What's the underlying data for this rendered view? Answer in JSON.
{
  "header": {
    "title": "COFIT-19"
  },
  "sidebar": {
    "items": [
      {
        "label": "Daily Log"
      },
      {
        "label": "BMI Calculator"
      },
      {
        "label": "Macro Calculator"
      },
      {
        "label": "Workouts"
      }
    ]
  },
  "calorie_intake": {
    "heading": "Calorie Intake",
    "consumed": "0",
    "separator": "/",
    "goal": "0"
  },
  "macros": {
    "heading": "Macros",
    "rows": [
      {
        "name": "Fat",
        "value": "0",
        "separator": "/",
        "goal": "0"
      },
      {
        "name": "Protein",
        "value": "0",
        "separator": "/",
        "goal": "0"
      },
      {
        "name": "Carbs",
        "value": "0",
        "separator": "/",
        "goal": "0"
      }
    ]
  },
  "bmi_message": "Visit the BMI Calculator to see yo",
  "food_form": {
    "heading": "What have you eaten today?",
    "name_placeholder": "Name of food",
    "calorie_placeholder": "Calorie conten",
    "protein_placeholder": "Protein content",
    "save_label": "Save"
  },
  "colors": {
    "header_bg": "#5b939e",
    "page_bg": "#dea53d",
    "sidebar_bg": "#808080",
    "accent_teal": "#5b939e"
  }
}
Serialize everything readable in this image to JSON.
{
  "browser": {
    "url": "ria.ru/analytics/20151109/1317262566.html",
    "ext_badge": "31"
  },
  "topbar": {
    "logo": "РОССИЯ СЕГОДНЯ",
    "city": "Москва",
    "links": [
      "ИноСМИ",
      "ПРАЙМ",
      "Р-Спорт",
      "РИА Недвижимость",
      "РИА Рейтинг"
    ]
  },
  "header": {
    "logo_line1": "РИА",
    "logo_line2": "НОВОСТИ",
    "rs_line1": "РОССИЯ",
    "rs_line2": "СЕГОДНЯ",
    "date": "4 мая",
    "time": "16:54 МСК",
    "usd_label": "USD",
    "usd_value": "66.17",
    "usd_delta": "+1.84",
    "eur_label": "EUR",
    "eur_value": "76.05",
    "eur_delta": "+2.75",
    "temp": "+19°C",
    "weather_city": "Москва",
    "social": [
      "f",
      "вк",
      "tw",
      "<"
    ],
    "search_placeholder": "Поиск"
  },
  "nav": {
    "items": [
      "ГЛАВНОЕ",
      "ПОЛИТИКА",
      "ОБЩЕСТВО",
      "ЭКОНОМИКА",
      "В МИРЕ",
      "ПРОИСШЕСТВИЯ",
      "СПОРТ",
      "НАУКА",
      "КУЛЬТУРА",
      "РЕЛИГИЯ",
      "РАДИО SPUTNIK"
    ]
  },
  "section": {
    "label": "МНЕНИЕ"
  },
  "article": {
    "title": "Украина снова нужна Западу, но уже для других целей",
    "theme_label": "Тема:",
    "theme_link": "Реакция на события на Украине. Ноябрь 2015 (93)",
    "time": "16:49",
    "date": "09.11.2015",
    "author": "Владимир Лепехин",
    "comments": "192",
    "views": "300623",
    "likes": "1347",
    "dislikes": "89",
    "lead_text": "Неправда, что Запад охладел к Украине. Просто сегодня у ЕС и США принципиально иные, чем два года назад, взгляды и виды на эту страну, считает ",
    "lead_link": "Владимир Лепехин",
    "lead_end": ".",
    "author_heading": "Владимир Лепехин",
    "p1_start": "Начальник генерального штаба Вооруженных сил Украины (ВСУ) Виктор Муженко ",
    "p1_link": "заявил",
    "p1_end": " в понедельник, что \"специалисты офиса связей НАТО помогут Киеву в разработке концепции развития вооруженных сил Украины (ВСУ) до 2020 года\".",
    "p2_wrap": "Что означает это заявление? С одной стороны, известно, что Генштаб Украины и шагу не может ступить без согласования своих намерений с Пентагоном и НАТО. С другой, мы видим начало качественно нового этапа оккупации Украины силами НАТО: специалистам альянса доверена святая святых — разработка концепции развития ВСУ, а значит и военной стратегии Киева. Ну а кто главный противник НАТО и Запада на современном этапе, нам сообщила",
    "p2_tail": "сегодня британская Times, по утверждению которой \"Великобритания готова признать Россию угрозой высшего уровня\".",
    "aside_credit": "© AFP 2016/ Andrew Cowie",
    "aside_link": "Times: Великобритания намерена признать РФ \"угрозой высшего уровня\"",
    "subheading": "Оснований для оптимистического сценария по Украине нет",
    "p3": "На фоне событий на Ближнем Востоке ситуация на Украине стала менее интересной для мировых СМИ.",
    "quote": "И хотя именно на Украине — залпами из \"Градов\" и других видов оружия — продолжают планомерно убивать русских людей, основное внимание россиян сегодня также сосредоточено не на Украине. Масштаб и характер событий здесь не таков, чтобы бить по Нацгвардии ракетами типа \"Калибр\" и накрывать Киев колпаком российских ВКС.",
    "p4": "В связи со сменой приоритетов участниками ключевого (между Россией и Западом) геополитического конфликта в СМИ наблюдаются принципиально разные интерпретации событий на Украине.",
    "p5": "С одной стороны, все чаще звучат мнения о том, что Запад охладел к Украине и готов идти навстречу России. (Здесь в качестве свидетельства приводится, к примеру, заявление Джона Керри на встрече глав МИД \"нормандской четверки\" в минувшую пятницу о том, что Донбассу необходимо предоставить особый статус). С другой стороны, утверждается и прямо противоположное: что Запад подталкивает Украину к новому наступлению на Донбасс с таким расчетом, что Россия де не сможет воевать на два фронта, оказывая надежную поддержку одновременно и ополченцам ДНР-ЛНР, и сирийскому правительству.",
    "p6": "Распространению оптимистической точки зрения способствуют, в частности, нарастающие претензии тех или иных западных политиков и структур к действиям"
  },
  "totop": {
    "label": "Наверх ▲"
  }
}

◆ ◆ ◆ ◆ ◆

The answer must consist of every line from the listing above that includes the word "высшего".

    "p2_tail": "сегодня британская Times, по утверждению которой \"Великобритания готова признать Россию угрозой высшего уровня\".",
    "aside_link": "Times: Великобритания намерена признать РФ \"угрозой высшего уровня\"",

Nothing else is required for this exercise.